This brings us to my next point: causality. The ILT $f(t)$ must be zero when $t<0$. This means that $\gamma$ must be chosen so as to be to the right of the pole with the largest real part. That way, when the contour closes to the right, the integral over the closed contour will be zero (as it encloses no poles) and, hence, the ILT is zero by design. Note that it doesn't matter what $\gamma$ is, so long as there are no poles to the right of the line $\Re{z}=\gamma$.

In the simple cases we find from, for example, solving ordinary differential equations with constant coefficients, we will have $\hat{f}(s)$ being a rational function of $s$. In such cases, we will simply have

$$\frac{1}{i 2 \pi} \int_{\gamma-i \infty}^{\gamma+I \infty} ds \, \hat{f}(s) \, e^{s t} = \sum_k \text{Res}_{s=s_k} [\hat{f}(s) \, e^{s t}]$$

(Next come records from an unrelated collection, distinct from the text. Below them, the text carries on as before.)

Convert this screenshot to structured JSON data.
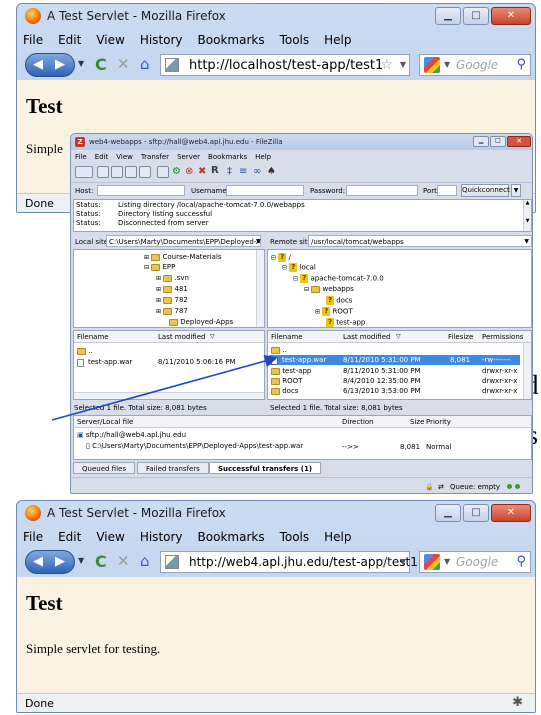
{
  "behind_text": {
    "t1": "t1",
    "d": "d",
    "ps": "ps"
  },
  "top_window": {
    "title": "A Test Servlet - Mozilla Firefox",
    "menu": [
      "File",
      "Edit",
      "View",
      "History",
      "Bookmarks",
      "Tools",
      "Help"
    ],
    "url": "http://localhost/test-app/test1",
    "search_placeholder": "Google",
    "heading": "Test",
    "text": "Simple",
    "status": "Done"
  },
  "bottom_window": {
    "title": "A Test Servlet - Mozilla Firefox",
    "menu": [
      "File",
      "Edit",
      "View",
      "History",
      "Bookmarks",
      "Tools",
      "Help"
    ],
    "url": "http://web4.apl.jhu.edu/test-app/test1",
    "search_placeholder": "Google",
    "heading": "Test",
    "text": "Simple servlet for testing.",
    "status": "Done"
  },
  "filezilla": {
    "title": "web4-webapps - sftp://hall@web4.apl.jhu.edu - FileZilla",
    "menu": [
      "File",
      "Edit",
      "View",
      "Transfer",
      "Server",
      "Bookmarks",
      "Help"
    ],
    "quickconnect": {
      "host_label": "Host:",
      "username_label": "Username:",
      "password_label": "Password:",
      "port_label": "Port:",
      "button": "Quickconnect"
    },
    "log": [
      {
        "label": "Status:",
        "text": "Listing directory /local/apache-tomcat-7.0.0/webapps"
      },
      {
        "label": "Status:",
        "text": "Directory listing successful"
      },
      {
        "label": "Status:",
        "text": "Disconnected from server"
      }
    ],
    "local_site_label": "Local site:",
    "local_path": "C:\\Users\\Marty\\Documents\\EPP\\Deployed-Apps\\",
    "remote_site_label": "Remote site:",
    "remote_path": "/usr/local/tomcat/webapps",
    "local_tree": [
      "Course-Materials",
      "EPP",
      ".svn",
      "481",
      "782",
      "787",
      "Deployed-Apps"
    ],
    "remote_tree": [
      "/",
      "local",
      "apache-tomcat-7.0.0",
      "webapps",
      "docs",
      "ROOT",
      "test-app"
    ],
    "local_headers": [
      "Filename",
      "Last modified"
    ],
    "local_files": [
      {
        "name": "..",
        "modified": ""
      },
      {
        "name": "test-app.war",
        "modified": "8/11/2010 5:06:16 PM"
      }
    ],
    "local_status": "Selected 1 file. Total size: 8,081 bytes",
    "remote_headers": [
      "Filename",
      "Last modified",
      "Filesize",
      "Permissions"
    ],
    "remote_files": [
      {
        "name": "..",
        "modified": "",
        "size": "",
        "perms": ""
      },
      {
        "name": "test-app.war",
        "modified": "8/11/2010 5:31:00 PM",
        "size": "8,081",
        "perms": "-rw-------"
      },
      {
        "name": "test-app",
        "modified": "8/11/2010 5:31:00 PM",
        "size": "",
        "perms": "drwxr-xr-x"
      },
      {
        "name": "ROOT",
        "modified": "8/4/2010 12:35:00 PM",
        "size": "",
        "perms": "drwxr-xr-x"
      },
      {
        "name": "docs",
        "modified": "6/13/2010 3:53:00 PM",
        "size": "",
        "perms": "drwxr-xr-x"
      }
    ],
    "remote_status": "Selected 1 file. Total size: 8,081 bytes",
    "queue_headers": [
      "Server/Local file",
      "Direction",
      "Size",
      "Priority"
    ],
    "queue_server": "sftp://hall@web4.apl.jhu.edu",
    "queue_file": "C:\\Users\\Marty\\Documents\\EPP\\Deployed-Apps\\test-app.war",
    "queue_direction": "-->>",
    "queue_size": "8,081",
    "queue_priority": "Normal",
    "queue_tabs": [
      "Queued files",
      "Failed transfers",
      "Successful transfers (1)"
    ],
    "queue_status": "Queue: empty"
  }
}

As long as you know how to evaluate these residues, then evaluating such ILTs is straightforward. Let's look at a concrete example: solve the differential equation

$$x'' + 4 x= 1$$

with $x(0) = x'(0) = 0$. We apply LTs to both sides and we get

$$\hat{x}(s) = \frac{1}{s (s^2+4)}$$

To obtain $x(t)$, we sum over the residues of $\hat{x}(s) e^{s t}$ at the poles at $s=0$, $s=2 i$, and $s=-2 i$. At $s=0$, the residue is

$$\lim_{s \to 0} s \frac{e^{s t}}{s (s^2+4)} = \frac14$$

The other residues are found similarly:

$$\lim_{s \to 2 i} (s-2 i) \frac{e^{s t}}{s (s^2+4)} = \frac{e^{i 2 t}}{-8}$$

$$\lim_{s \to -2 i} (s+2 i) \frac{e^{s t}}{s (s^2+4)} = \frac{e^{-i 2 t}}{-8}$$

The ILT is the sum of the residues, or

$$x(t) = \frac{1-\cos{2 t}}{4} = \frac12 \sin^2{t}$$

There are times, though, when you need other techniques of contour integration. For example, sometimes you may encounter a LT having a branch point in $s$. One example I have encountered here is $\hat{f}(s) = e^{-\sqrt{s}}$. Here is my evaluation of this ILT. Note how I treated the contour. Despite the fact that there are no poles and hence no residues, the multivaluedness of the LT provides the ILT I sought. I have many more worked examples here.

I hope this helps. Please feel free to ask questions about this topic anytime.